Spain’s premier wine country is a bucolic land of vast blue skies and pretty vines where striking modern cellar doors vie for space with traditional bodegas. It’s a beacon for wine lovers at any time of year, but in September the region is practically soaked in the red stuff during the annual grape harvest – the centrepiece of which is the Fiesta de San Mateo in the town of Logroño, when locals artfully swig the vino directly from traditional leather sacks called botas. Think grape-crushing ceremonies and endless opportunities to sample the nectar of the vine, combined with the type of friendly revelry that can only come from too many copas (glasses) of the good stuff. You don’t have to be a wine connoisseur to have a monumentally good time.
The festival kicks off the Saturday before 21 September and lasts a week: plenty of time to tour the vineyards, visit Logroño’s excellent Museo de la Rioja (in case you needed more wine education), scoff plenty of the region’s impressive pintxos and burn off your indulgences on La Rioja’s network of mountain trails.

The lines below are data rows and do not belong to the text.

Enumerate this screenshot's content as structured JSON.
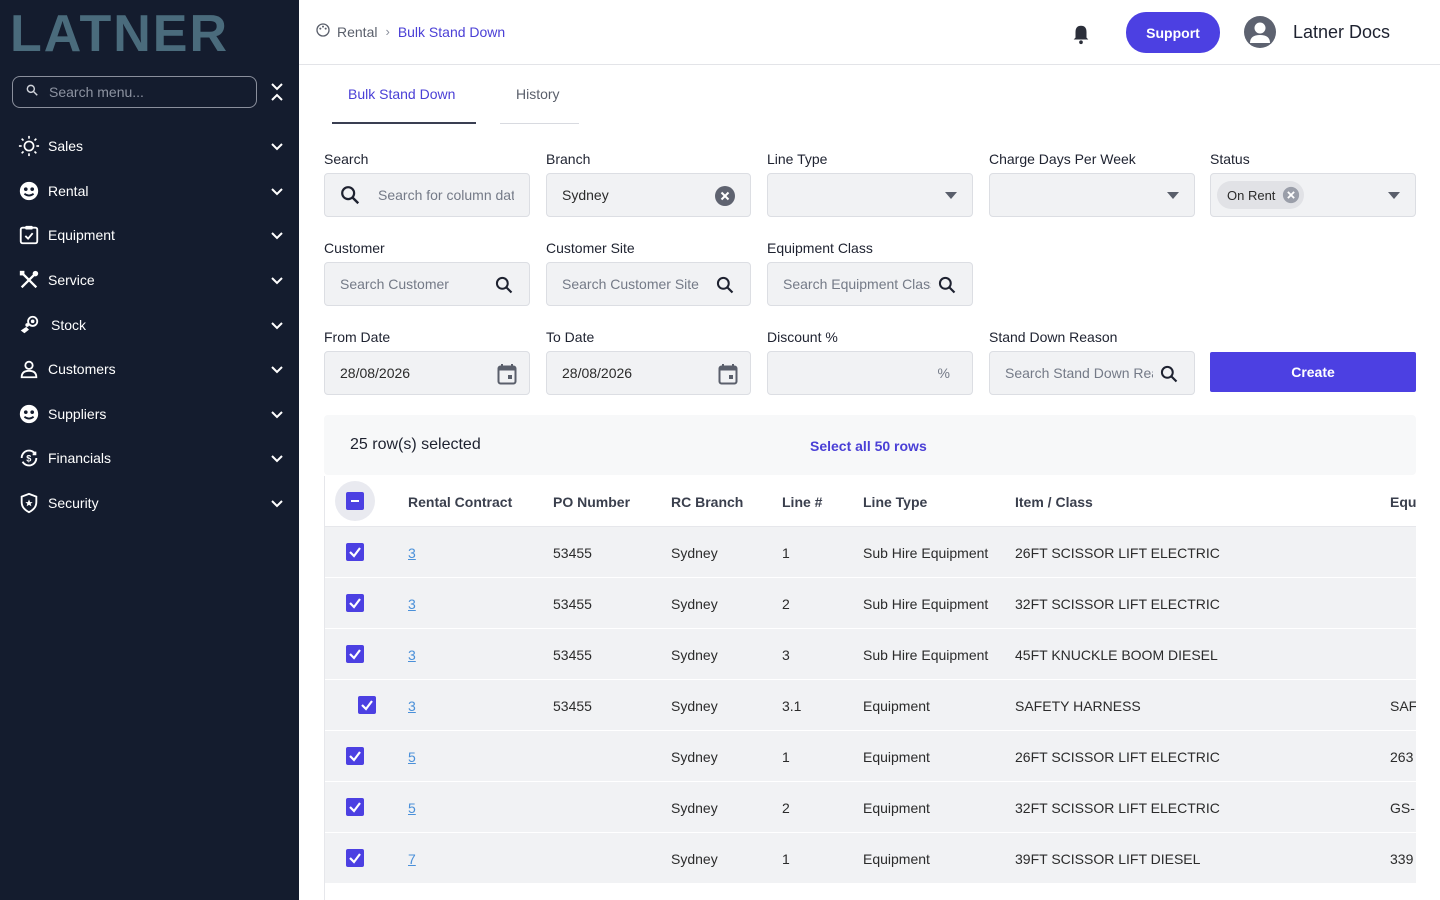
{
  "sidebar": {
    "logo_text": "LATNER",
    "search_placeholder": "Search menu...",
    "items": [
      {
        "label": "Sales",
        "icon": "sales-icon"
      },
      {
        "label": "Rental",
        "icon": "rental-icon"
      },
      {
        "label": "Equipment",
        "icon": "equipment-icon"
      },
      {
        "label": "Service",
        "icon": "service-icon"
      },
      {
        "label": "Stock",
        "icon": "stock-icon"
      },
      {
        "label": "Customers",
        "icon": "customers-icon"
      },
      {
        "label": "Suppliers",
        "icon": "suppliers-icon"
      },
      {
        "label": "Financials",
        "icon": "financials-icon"
      },
      {
        "label": "Security",
        "icon": "security-icon"
      }
    ]
  },
  "header": {
    "breadcrumb": [
      "Rental",
      "Bulk Stand Down"
    ],
    "support_label": "Support",
    "user_name": "Latner Docs"
  },
  "tabs": [
    {
      "label": "Bulk Stand Down",
      "active": true
    },
    {
      "label": "History",
      "active": false
    }
  ],
  "filters": {
    "search": {
      "label": "Search",
      "placeholder": "Search for column data"
    },
    "branch": {
      "label": "Branch",
      "value": "Sydney"
    },
    "line_type": {
      "label": "Line Type",
      "value": ""
    },
    "charge_days": {
      "label": "Charge Days Per Week",
      "value": ""
    },
    "status": {
      "label": "Status",
      "chip": "On Rent"
    },
    "customer": {
      "label": "Customer",
      "placeholder": "Search Customer"
    },
    "customer_site": {
      "label": "Customer Site",
      "placeholder": "Search Customer Site"
    },
    "equipment_class": {
      "label": "Equipment Class",
      "placeholder": "Search Equipment Class"
    },
    "from_date": {
      "label": "From Date",
      "value": "28/08/2026"
    },
    "to_date": {
      "label": "To Date",
      "value": "28/08/2026"
    },
    "discount": {
      "label": "Discount %",
      "value": "",
      "suffix": "%"
    },
    "stand_down_reason": {
      "label": "Stand Down Reason",
      "placeholder": "Search Stand Down Reason"
    },
    "create_label": "Create"
  },
  "selection": {
    "count_text": "25 row(s) selected",
    "select_all_text": "Select all 50 rows"
  },
  "table": {
    "columns": [
      "Rental Contract",
      "PO Number",
      "RC Branch",
      "Line #",
      "Line Type",
      "Item / Class",
      "Equ"
    ],
    "rows": [
      {
        "contract": "3",
        "po": "53455",
        "branch": "Sydney",
        "line": "1",
        "line_type": "Sub Hire Equipment",
        "item": "26FT SCISSOR LIFT ELECTRIC",
        "equ": ""
      },
      {
        "contract": "3",
        "po": "53455",
        "branch": "Sydney",
        "line": "2",
        "line_type": "Sub Hire Equipment",
        "item": "32FT SCISSOR LIFT ELECTRIC",
        "equ": ""
      },
      {
        "contract": "3",
        "po": "53455",
        "branch": "Sydney",
        "line": "3",
        "line_type": "Sub Hire Equipment",
        "item": "45FT KNUCKLE BOOM DIESEL",
        "equ": ""
      },
      {
        "contract": "3",
        "po": "53455",
        "branch": "Sydney",
        "line": "3.1",
        "line_type": "Equipment",
        "item": "SAFETY HARNESS",
        "equ": "SAF"
      },
      {
        "contract": "5",
        "po": "",
        "branch": "Sydney",
        "line": "1",
        "line_type": "Equipment",
        "item": "26FT SCISSOR LIFT ELECTRIC",
        "equ": "263"
      },
      {
        "contract": "5",
        "po": "",
        "branch": "Sydney",
        "line": "2",
        "line_type": "Equipment",
        "item": "32FT SCISSOR LIFT ELECTRIC",
        "equ": "GS-"
      },
      {
        "contract": "7",
        "po": "",
        "branch": "Sydney",
        "line": "1",
        "line_type": "Equipment",
        "item": "39FT SCISSOR LIFT DIESEL",
        "equ": "339"
      }
    ]
  },
  "colors": {
    "accent": "#4c40e2",
    "sidebar_bg": "#141c2e",
    "logo": "#4a6b7c"
  }
}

Lorna Parkes – Destination Editor for Iberian Europe and Turkey. Follow her on Twitter @LP_Lorna.
Explore inland beaches in Michigan, USA
Up in the mighty Great Lakes region, timing is everything. Booming summers and bone-chilling winters make early autumn the prime time to explore these fabulous inland seas. Michigan borders four of the five lakes and famously has more beaches than the entire east coast of the USA. Catch the last of summer’s heat on Lake Michigan Shore – try your hand at lake surfing in New Buffalo and then go for a mosey exploring beaches, trails and artsy resort towns up the coast to the white bluffs of Sleeping Bear Dunes National Lakeshore. Who can resist rolling down a 200ft sand dune? No? Then head into Traverse City to sample cherry pies and wineries.
North from here, things really start to get interesting. The Upper Peninsula is a forested yet isolated landscape of undeveloped shoreline, scenic two-lane roads and pubs selling meat and vegetable pies. As Ernest Hemingway said, the best sky can be found ‘in Northern Michigan in the fall.’ By late September you may even catch flashes of the aurora borealis over Lake Superior.
Dora Whitaker – Destination Editor for eastern and mid-USA. Follow her on Twitter @dorawhit.
Grin and beer it in Munich, Germany
Oompah bands! Pretzels! Lederhosen! Head to Munich in September to embrace all the German clichés you can think of and more, as the Bavarian capital welcomes seven million revellers to the world’s biggest and best-known celebration of beer: Oktoberfest.
What began in 1810 as a celebratory horse race is now a 16-day-long festival of beer and cheer held annually on the Theresienwiese, beginning mid-September and running until the first weekend of October. Be prepared for long queues to gain entry to one of the gargantuan beer tents, but once you’re inside you can hoist a Mass (1L jug), or three, of beer in thirsty jubilation. Aside from the frothy stuff, there’s a fairground and a full calendar of events including parades, music and an agricultural show.
And if all the beer leaves you feeling less than fresh, head to the Englischer Garten to walk off any overindulgence as the park reaches the peak of its autumnal splendour.
Gemma Graham – Destination Editor for northern Europe. Follow her on Twitter @gglpde.
The article was originally published on lonelyplanet.com.